Given the evolving nature of our understanding of cancer biology, the eager pursuit to define clinical meaningfulness by assigning cost-effectiveness thresholds to specific treatments and types of cancer, should not come at the expense of the role that incremental improvements provide to the future of health care innovation; not to mention the significance those improvements may have on a subset of patients.

Additionally, real-world experience (capturing data on the actual experience of patients outside of a controlled clinical trial) has and will continue to lead to new insights that can dramatically change the definition of value for any given treatment.

Detecting OS benefits in metastatic disease is one of several issues facing investigators today. In some sense, it exists because of our successes. As the standards of care evolve over time, expectations of clinical endpoints will shift as well. As we learn more about cancer, the efficiency of our investigations into newer treatments and novel combinations will likely increase.

The speed at which this occurs will depend on our ability to optimize research knowledge and real-world experience. Investigating new cancer drugs is an enormous challenge. Decisions based on limited and evolving knowledge that have the effect of reducing access to those new drugs, will likely slow the progress down.

Disclaimer: Stephen A. D’Amato is a science policy analyst for Pfizer and a practicing pharmacist in New York. All views and opinions expressed in this article are those of the author alone and do not necessarily reflect the views of Pfizer.


  1. American Society of Clinical Oncology. CancerProgress.Net. Major milestones against cancer. Accessed August 25, 2014.
  2. Maroun JA. The significance of progression-free survival as an endpoint in evaluating the therapeutic value of antineoplastic agents. Curr Oncol. 2011:18(suppl 2):S3-S4.
  3. Experts in Chronic Myeloid Leukemia. The price of drugs for chronic myeloid leukemia (CML) is a reflection of the unsustainable prices of cancer drugs: from the perspective of a large group of CML experts. Blood. 2013;121(22):4439-4442.
  4. Sargent DJ, Hayes DF. Assessing the measure of a new drug: is survival the only thing that matters? J Clin Oncol. 2008;26(12):1922-1923.
  5. Booth CM, Eisenhauer EA. Progression-free survival: meaningful or simply measurable? J Clin Oncol. 2012;30(10):1030-1033.
  6. Sidhu R, Rong A, Dahlberg S. Evaluation of progression-free survival as a surrogate endpoint for survival in chemotherapy and targeted agent metastatic colorectal cancer trials. Clin Cancer Res. 2013;19(5):969-976.
  7. Ellis LM, Bernstein DS, Voest EE, et al. American Society of Clinical Oncology perspective: raising the bar for clinical trials by defining clinically meaningful outcomes.
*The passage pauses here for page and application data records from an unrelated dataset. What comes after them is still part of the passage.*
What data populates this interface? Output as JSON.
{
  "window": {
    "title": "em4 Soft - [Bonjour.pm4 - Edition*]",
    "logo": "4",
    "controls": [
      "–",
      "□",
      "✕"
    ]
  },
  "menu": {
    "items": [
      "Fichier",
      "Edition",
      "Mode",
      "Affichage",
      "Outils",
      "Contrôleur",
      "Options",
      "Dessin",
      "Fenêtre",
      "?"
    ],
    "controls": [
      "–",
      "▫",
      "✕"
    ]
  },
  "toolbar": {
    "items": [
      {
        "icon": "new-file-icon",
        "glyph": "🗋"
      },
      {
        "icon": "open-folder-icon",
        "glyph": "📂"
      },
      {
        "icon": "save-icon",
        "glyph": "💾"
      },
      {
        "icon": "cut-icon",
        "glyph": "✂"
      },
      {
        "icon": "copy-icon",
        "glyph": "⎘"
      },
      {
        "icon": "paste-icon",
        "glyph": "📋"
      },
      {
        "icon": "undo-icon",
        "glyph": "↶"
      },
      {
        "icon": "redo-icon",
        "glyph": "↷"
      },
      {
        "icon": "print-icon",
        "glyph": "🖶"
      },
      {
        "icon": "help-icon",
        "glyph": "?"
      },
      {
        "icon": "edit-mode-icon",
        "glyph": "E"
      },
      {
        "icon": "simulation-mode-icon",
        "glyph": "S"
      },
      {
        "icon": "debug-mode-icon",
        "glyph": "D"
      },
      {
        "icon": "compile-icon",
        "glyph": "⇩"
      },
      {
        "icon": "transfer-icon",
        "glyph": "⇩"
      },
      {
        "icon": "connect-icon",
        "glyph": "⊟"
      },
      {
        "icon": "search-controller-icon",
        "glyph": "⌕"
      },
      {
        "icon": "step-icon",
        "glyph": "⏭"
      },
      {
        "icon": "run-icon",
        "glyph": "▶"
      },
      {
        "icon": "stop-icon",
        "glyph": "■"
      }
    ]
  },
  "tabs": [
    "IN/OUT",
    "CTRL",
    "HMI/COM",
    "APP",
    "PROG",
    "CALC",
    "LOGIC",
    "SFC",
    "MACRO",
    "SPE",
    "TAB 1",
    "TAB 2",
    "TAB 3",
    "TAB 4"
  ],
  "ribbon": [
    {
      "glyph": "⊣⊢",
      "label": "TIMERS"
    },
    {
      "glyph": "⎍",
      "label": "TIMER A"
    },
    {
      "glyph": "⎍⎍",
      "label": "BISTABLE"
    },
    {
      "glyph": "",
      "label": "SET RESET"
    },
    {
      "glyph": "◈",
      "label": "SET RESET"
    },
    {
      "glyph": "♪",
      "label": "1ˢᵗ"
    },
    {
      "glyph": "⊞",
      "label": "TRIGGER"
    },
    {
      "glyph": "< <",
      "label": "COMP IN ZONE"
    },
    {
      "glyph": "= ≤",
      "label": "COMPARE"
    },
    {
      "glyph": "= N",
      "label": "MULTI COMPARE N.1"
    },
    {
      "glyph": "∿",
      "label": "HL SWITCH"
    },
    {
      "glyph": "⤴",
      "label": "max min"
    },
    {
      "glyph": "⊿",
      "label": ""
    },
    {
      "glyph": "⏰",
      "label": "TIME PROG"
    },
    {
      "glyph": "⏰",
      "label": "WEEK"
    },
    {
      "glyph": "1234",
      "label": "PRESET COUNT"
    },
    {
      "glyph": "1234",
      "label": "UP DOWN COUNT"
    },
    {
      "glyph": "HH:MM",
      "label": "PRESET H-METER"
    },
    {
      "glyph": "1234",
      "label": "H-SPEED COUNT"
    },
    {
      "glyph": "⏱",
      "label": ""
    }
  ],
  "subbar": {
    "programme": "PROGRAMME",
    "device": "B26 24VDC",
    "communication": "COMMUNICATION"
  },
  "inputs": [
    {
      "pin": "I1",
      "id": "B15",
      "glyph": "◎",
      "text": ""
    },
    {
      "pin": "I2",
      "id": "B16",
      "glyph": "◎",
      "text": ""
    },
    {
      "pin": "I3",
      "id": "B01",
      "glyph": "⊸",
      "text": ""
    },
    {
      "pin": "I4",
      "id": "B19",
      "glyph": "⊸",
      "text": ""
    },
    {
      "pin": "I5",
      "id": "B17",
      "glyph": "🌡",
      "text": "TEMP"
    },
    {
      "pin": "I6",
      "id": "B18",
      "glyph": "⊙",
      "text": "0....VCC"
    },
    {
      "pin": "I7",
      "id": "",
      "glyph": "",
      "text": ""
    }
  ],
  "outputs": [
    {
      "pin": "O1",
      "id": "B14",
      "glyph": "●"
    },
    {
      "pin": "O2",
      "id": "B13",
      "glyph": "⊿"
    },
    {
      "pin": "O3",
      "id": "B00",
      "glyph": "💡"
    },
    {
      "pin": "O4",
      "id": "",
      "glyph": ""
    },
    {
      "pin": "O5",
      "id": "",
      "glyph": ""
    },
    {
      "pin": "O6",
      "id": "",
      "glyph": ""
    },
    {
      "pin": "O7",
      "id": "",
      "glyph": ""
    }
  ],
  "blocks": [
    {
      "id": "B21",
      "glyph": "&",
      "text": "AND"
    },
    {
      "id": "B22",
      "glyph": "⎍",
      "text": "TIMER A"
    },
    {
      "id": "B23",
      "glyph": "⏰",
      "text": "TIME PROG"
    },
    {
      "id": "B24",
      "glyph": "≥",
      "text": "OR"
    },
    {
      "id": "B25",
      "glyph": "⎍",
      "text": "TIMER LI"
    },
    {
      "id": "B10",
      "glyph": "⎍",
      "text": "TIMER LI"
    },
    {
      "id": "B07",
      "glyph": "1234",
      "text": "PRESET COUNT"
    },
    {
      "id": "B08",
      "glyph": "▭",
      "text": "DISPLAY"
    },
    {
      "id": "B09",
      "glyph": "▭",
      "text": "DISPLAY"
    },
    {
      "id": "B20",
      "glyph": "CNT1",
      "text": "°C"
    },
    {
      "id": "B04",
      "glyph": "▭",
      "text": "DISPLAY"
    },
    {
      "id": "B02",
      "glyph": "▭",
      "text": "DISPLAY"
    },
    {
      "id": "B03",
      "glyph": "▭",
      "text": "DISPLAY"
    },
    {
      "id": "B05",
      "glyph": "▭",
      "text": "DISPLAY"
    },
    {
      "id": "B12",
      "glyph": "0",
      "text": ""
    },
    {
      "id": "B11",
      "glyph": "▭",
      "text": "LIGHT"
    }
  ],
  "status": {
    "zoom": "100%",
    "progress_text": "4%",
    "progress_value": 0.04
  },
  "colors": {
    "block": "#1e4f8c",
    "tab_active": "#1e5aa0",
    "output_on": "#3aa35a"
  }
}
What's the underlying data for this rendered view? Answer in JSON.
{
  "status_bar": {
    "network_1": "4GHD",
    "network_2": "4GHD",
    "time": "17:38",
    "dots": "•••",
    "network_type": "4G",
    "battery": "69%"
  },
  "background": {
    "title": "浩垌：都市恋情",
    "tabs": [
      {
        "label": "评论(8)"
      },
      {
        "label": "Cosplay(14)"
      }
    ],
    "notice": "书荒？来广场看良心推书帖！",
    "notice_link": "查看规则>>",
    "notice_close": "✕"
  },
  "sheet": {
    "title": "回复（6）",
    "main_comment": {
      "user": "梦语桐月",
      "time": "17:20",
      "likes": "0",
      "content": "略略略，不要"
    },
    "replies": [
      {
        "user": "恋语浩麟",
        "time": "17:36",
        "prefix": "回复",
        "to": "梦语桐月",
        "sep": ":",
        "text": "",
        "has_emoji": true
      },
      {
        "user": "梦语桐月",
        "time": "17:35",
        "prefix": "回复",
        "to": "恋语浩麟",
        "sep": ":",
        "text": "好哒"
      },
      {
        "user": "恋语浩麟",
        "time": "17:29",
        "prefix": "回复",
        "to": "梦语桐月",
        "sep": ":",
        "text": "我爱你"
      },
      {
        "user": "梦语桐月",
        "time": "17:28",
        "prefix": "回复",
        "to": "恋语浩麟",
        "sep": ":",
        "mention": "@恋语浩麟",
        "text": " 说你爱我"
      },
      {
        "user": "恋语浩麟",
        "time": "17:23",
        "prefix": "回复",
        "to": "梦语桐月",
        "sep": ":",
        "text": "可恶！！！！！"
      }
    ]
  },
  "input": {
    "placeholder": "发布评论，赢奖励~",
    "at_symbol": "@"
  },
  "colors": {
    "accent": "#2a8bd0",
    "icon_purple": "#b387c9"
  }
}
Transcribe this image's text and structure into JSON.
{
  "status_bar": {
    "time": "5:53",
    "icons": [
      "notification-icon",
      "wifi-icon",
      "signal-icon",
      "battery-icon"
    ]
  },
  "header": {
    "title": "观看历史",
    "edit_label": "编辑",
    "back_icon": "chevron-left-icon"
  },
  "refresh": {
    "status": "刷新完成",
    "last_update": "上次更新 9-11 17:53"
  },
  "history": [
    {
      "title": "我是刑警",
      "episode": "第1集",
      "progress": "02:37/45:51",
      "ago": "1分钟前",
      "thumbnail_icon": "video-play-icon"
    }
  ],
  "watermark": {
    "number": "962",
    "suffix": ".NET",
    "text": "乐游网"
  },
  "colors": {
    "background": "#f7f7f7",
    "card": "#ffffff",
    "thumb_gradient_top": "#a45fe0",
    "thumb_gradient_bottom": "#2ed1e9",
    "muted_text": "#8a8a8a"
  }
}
J Clin Oncol. 2014;32(12):1277-1280.
  8. Mayfield E. National Cancer Institute Cancer Bulletin. Progression-free Survival: Patient Benefit or Lower Standard? Published May 13, 2008. Accessed September 25, 2014.
  9. Hotte SJ, Bjarnason GA, Heng DY, et al. Progression-free survival as a clinical trial endpoint in advanced renal cell carcinoma. Curr Oncol. 2011;18(suppl 2):S11-S19.
  10. Broglio KR, Perry DA. Detecting an overall survival benefit that Is derived from progression-free survival. J Natl Cancer Inst. 2009;101(23):1642-1649.
  11. University of North Carolina Health Care. Largest cancer genetic analysis reveals new way of classifying cancer. Published August 8, 2014. Accessed August 16, 2014.